▶ Work order: Your task is to return all of the records exactly, minus any images.

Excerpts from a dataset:
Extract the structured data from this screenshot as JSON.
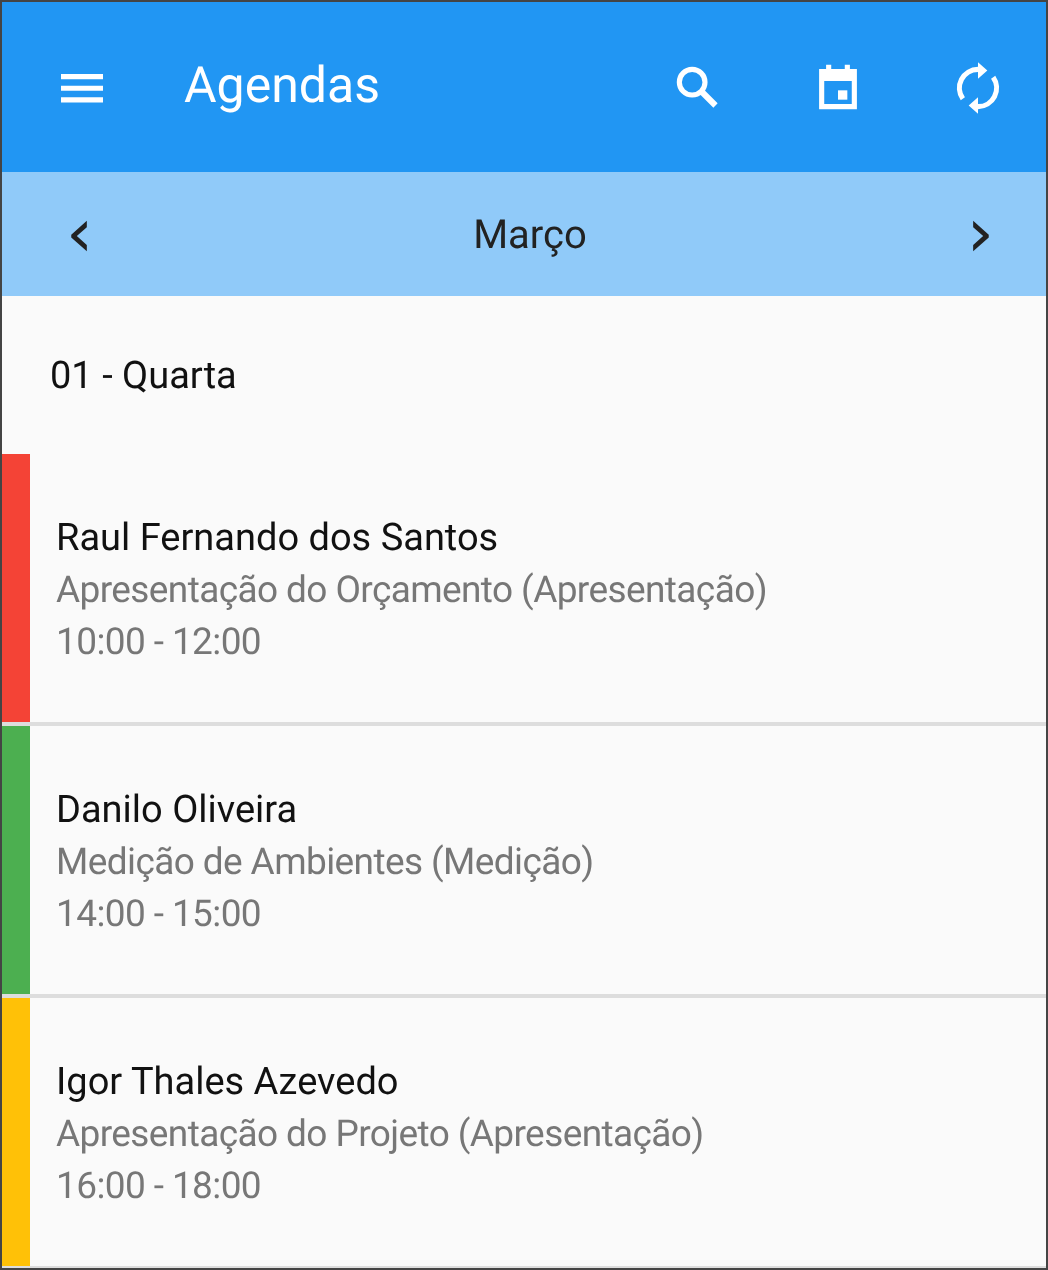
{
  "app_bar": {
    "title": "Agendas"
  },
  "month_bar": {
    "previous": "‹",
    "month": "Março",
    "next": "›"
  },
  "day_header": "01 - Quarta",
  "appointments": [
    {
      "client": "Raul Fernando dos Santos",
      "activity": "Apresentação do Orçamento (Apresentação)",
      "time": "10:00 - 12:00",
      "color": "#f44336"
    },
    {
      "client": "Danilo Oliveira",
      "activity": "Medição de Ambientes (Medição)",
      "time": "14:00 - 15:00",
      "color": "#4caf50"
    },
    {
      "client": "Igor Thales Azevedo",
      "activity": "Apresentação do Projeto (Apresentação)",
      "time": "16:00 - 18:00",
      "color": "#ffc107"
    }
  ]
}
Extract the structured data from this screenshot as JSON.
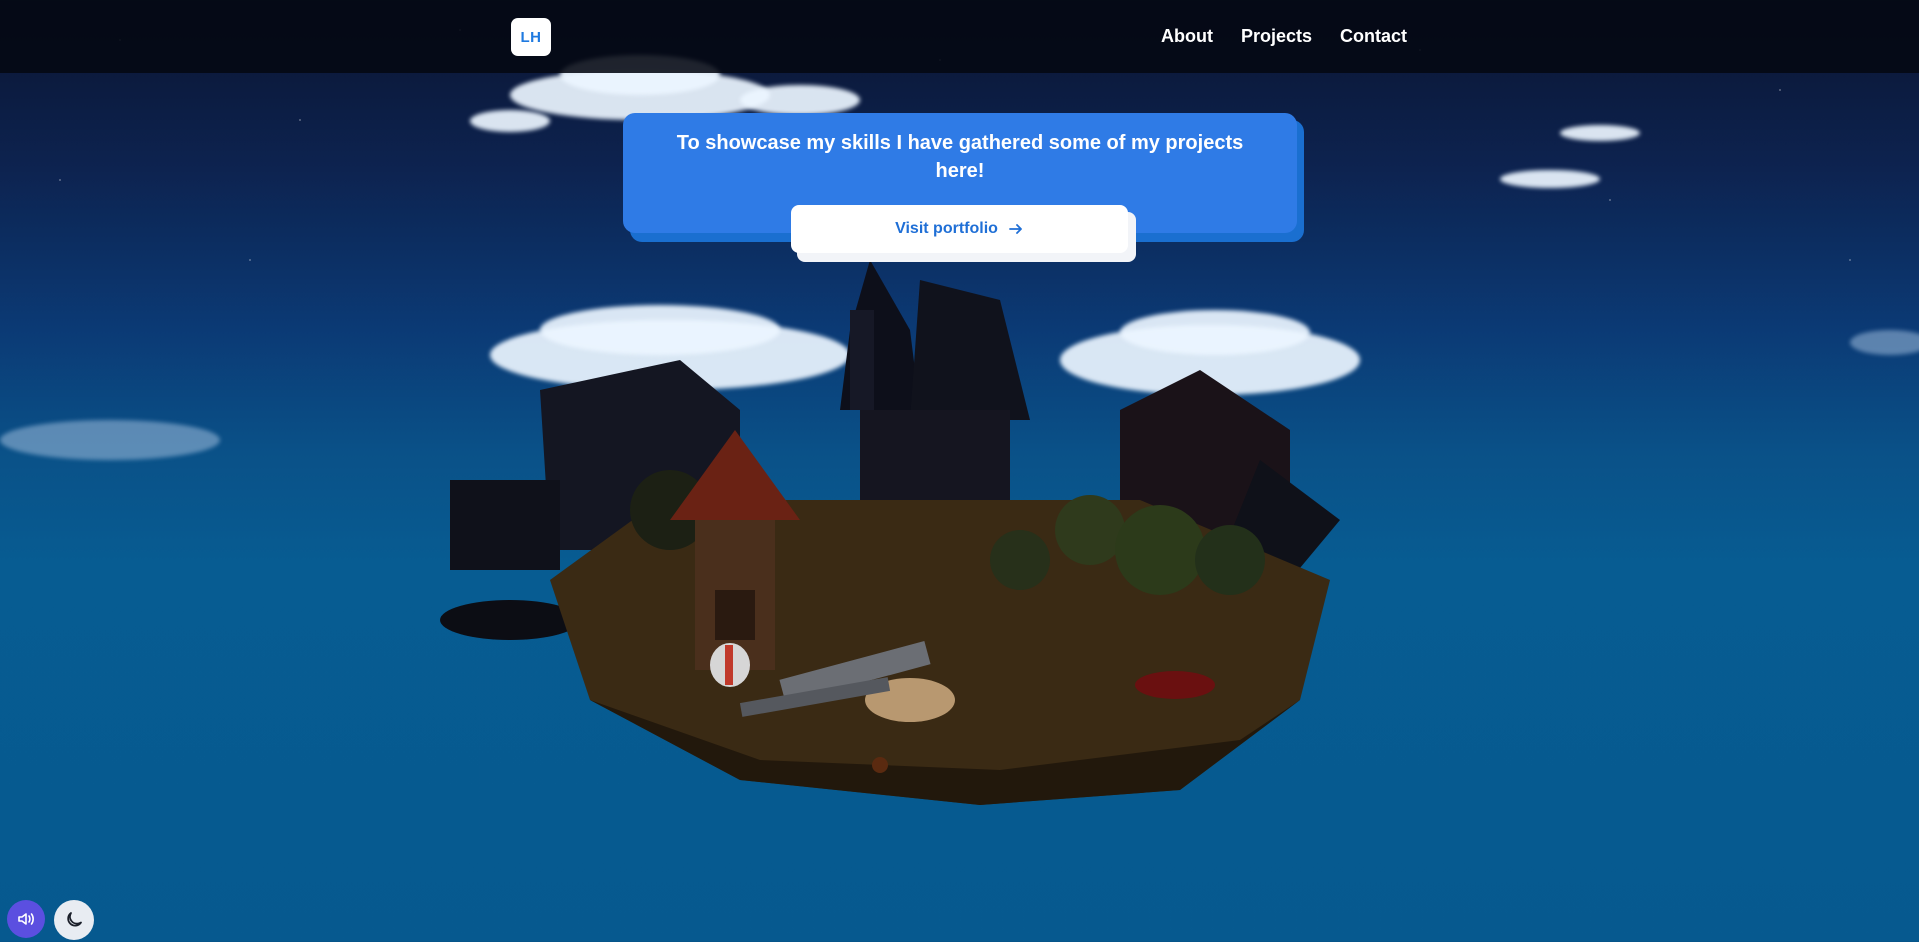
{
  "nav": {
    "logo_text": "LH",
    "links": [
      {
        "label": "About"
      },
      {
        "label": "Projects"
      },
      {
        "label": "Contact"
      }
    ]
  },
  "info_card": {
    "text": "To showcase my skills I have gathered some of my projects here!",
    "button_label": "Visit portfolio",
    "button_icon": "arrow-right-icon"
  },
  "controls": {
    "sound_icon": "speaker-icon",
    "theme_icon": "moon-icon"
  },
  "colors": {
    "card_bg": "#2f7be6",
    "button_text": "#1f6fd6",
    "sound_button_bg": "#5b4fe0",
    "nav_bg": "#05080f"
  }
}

▶ Task output:
Extract the structured data from this screenshot as JSON.
{
  "app_bar": {
    "title": "Agendas"
  },
  "month_bar": {
    "previous": "‹",
    "month": "Março",
    "next": "›"
  },
  "day_header": "01 - Quarta",
  "appointments": [
    {
      "client": "Raul Fernando dos Santos",
      "activity": "Apresentação do Orçamento (Apresentação)",
      "time": "10:00 - 12:00",
      "color": "#f44336"
    },
    {
      "client": "Danilo Oliveira",
      "activity": "Medição de Ambientes (Medição)",
      "time": "14:00 - 15:00",
      "color": "#4caf50"
    },
    {
      "client": "Igor Thales Azevedo",
      "activity": "Apresentação do Projeto (Apresentação)",
      "time": "16:00 - 18:00",
      "color": "#ffc107"
    }
  ]
}
Extract the structured data from this screenshot as JSON.
{
  "nav": {
    "logo_text": "LH",
    "links": [
      {
        "label": "About"
      },
      {
        "label": "Projects"
      },
      {
        "label": "Contact"
      }
    ]
  },
  "info_card": {
    "text": "To showcase my skills I have gathered some of my projects here!",
    "button_label": "Visit portfolio",
    "button_icon": "arrow-right-icon"
  },
  "controls": {
    "sound_icon": "speaker-icon",
    "theme_icon": "moon-icon"
  },
  "colors": {
    "card_bg": "#2f7be6",
    "button_text": "#1f6fd6",
    "sound_button_bg": "#5b4fe0",
    "nav_bg": "#05080f"
  }
}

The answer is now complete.